I saw what it really took to be a journalist. Blood, sweat, tears, and sometimes a few choice words in between. But when the job was done, you know that you have made an impact in society. I learned that news matters, and quality story-telling matters the most. No #FakeNews here.

I even tried my hand into anchoring.  Let me tell you something, it is MUCH harder than it looks. I feel like people have the perception that all it takes is a pretty face and basic reading skills. Sorry hun, try it yourself and you’ll have another thing coming for you. It was challenging and I thought I did poorly, but I know that with practice, I will get better at it.

2.  Confirming My Dreams
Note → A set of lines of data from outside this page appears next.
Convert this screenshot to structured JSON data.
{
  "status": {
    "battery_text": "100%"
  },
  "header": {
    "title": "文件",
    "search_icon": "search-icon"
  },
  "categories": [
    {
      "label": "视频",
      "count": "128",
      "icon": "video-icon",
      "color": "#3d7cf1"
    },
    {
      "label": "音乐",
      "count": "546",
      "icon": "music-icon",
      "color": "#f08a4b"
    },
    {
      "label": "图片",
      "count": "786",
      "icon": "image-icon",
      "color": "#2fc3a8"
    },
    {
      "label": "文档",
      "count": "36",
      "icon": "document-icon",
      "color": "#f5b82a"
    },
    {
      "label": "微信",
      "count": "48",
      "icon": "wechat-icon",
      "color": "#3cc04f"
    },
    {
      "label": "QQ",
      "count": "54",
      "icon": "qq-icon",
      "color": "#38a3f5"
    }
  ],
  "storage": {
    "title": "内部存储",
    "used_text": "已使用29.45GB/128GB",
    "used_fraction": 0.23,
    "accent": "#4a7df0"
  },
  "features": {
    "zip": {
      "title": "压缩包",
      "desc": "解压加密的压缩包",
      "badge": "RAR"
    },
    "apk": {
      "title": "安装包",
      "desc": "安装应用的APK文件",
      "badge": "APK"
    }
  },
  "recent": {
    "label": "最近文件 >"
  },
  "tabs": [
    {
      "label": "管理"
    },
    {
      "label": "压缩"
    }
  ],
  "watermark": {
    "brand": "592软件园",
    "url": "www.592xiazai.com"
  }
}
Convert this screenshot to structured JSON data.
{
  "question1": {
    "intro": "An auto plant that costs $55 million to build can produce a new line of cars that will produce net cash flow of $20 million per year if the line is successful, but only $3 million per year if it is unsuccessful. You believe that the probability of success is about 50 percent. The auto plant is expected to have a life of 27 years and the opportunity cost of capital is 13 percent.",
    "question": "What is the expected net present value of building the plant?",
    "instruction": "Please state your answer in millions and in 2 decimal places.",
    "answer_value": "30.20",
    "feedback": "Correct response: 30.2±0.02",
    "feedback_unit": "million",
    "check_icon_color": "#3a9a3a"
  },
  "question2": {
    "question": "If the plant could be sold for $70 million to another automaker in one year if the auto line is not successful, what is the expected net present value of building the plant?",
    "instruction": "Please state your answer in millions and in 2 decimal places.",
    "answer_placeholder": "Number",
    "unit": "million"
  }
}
This internship was an eye-opener for me to discover, that there is nothing else I would rather do than to be a journalist.  I gained a new-found love and appreciation for the craft of storytelling through news. One of the things that I learned especially was that my calling is for entertainment/lifestyle news. I had the chance to do 2 packages for Channel 9’s entertainment website, Those were the first packages I did and it felt so natural. I never felt so purposeful in my entire life.

From there, I did my own version of reporter’s packages. Being out on the field, interviewing people and creating a story was so fulfilling to me.  As a person who gets bored easily of monotony, this job is definitely for me. Almost everyday there is a new story to report on.

3.  Building My Professional Portfolio

One of the things that I am most grateful for with this internship, was professional growth.  I was able to make a demo reel. A demo reel is a compilation or montage of stand-ups and news packages that a reporter has done. This will be used to show future employers what you are capable of doing as a reporter.

I was also able to create a professional website.  I would love for all of you to please check it out.

This will be used to store my professional clips and build my portfolio. If you would like to see the work that I did during my internship, this is the site to go to.


Overall, this experience was incomparable.  I would not want to have spent my summer any other way.  This is just the beginning. I can’t wait to share my other internships with you all.


I hope you enjoyed.

Stay Blessed,